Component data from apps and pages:

☆ ☆ ☆

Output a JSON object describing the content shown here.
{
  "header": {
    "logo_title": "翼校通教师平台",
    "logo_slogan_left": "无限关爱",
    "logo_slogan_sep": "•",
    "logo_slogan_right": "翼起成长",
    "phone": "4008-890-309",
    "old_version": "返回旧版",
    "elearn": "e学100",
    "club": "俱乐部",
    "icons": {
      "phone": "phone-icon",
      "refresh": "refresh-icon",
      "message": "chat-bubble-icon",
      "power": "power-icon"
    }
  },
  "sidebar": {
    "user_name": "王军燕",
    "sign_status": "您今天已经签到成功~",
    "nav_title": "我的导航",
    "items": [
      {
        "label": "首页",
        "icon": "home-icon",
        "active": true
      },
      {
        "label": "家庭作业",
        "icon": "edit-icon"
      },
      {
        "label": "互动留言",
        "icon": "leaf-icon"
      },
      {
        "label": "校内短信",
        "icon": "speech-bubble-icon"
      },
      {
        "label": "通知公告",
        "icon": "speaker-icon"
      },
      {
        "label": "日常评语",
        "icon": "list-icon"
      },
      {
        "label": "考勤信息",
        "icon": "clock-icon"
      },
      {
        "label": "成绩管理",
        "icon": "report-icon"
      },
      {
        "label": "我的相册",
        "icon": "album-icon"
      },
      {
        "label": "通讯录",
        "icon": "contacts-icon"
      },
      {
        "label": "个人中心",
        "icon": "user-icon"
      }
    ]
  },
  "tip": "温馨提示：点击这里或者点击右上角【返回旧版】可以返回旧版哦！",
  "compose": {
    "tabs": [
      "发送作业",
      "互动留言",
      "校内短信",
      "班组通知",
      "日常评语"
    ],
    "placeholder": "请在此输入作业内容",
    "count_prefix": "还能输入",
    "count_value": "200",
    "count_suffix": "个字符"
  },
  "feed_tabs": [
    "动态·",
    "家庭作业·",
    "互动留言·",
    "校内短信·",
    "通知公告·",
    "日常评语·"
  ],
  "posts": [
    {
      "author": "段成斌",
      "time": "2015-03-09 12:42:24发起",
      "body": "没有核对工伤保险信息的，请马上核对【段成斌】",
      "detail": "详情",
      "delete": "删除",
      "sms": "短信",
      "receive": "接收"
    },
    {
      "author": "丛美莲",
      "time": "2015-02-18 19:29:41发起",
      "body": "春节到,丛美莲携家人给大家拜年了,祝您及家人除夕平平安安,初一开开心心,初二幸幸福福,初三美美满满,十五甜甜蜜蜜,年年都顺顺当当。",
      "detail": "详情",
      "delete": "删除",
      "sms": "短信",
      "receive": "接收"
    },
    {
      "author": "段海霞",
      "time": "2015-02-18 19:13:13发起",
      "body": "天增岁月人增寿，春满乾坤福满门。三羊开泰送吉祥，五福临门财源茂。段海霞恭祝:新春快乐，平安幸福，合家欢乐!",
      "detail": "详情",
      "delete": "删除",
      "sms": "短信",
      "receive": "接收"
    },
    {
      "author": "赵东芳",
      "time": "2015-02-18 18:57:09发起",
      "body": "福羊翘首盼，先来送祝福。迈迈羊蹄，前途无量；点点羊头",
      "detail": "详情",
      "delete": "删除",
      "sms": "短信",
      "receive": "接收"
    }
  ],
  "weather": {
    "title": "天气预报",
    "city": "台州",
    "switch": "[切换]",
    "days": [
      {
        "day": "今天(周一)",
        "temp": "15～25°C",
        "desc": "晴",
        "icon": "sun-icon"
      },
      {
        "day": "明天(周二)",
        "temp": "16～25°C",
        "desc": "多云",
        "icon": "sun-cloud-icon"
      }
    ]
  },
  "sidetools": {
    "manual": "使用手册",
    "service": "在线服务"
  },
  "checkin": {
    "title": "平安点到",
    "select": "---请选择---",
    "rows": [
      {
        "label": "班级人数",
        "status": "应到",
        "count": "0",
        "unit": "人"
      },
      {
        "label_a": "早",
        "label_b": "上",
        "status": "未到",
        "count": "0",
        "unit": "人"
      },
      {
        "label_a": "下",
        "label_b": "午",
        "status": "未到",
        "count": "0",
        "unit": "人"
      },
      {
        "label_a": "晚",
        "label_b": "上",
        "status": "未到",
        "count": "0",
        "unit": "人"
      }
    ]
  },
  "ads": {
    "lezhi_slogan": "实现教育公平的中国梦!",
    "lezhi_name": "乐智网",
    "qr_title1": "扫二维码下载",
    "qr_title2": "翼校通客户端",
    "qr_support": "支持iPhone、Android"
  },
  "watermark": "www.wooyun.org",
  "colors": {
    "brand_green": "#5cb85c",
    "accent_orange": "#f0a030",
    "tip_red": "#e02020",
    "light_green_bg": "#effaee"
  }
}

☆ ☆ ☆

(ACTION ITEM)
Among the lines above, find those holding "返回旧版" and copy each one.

(TASK SOLUTION)
    "old_version": "返回旧版",
  "tip": "温馨提示：点击这里或者点击右上角【返回旧版】可以返回旧版哦！",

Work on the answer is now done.